Problem statement
Report how many lines in the entries below hold the word "scene". Your answer is that number alone.

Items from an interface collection
=-=-=-=-=

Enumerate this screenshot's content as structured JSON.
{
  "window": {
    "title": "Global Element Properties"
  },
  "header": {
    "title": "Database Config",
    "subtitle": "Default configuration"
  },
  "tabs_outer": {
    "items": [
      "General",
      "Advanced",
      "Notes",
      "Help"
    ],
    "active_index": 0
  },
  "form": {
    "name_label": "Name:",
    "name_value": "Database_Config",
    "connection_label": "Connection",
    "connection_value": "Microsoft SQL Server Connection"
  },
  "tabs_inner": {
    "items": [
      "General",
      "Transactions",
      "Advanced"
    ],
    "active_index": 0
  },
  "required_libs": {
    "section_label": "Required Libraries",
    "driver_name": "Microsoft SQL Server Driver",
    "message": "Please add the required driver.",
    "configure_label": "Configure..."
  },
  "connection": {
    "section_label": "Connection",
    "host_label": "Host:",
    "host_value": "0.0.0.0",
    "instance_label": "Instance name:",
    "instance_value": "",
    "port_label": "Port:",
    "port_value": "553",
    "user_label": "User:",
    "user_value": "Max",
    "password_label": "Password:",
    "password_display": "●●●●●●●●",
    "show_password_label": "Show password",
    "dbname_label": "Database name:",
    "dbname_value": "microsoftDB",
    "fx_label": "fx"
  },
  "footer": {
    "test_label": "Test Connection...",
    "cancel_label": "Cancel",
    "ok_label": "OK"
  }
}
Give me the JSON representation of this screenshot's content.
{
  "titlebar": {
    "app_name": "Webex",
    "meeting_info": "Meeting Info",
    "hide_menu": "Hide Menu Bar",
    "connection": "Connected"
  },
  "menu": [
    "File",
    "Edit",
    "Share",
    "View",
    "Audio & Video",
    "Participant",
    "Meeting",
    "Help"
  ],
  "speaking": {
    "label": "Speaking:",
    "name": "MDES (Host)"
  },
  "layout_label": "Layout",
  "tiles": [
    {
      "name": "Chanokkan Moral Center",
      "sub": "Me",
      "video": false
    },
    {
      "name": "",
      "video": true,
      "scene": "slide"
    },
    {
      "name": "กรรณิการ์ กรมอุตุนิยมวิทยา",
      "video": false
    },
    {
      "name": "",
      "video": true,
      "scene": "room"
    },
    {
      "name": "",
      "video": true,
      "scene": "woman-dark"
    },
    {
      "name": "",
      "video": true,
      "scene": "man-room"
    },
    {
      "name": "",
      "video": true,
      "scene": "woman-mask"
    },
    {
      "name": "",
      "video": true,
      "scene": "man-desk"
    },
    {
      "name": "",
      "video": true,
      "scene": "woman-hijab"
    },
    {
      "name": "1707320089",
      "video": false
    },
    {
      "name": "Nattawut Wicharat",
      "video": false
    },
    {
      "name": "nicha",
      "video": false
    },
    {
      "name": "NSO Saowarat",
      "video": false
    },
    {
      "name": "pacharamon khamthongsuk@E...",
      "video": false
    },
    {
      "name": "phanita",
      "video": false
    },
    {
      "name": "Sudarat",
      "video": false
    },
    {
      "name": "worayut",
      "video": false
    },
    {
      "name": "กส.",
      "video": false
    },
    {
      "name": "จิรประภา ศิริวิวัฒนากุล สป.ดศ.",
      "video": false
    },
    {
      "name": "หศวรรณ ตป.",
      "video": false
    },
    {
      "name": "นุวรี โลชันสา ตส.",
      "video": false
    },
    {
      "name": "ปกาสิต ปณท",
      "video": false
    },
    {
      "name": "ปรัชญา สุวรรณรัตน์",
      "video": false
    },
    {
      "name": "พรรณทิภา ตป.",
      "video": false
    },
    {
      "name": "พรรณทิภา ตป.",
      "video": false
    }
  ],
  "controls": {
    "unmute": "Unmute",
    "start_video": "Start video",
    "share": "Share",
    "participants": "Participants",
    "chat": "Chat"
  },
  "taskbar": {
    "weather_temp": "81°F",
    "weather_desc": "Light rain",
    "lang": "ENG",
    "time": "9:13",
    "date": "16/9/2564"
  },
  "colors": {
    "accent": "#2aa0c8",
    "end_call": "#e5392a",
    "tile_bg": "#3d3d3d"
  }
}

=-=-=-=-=

Exercise output
7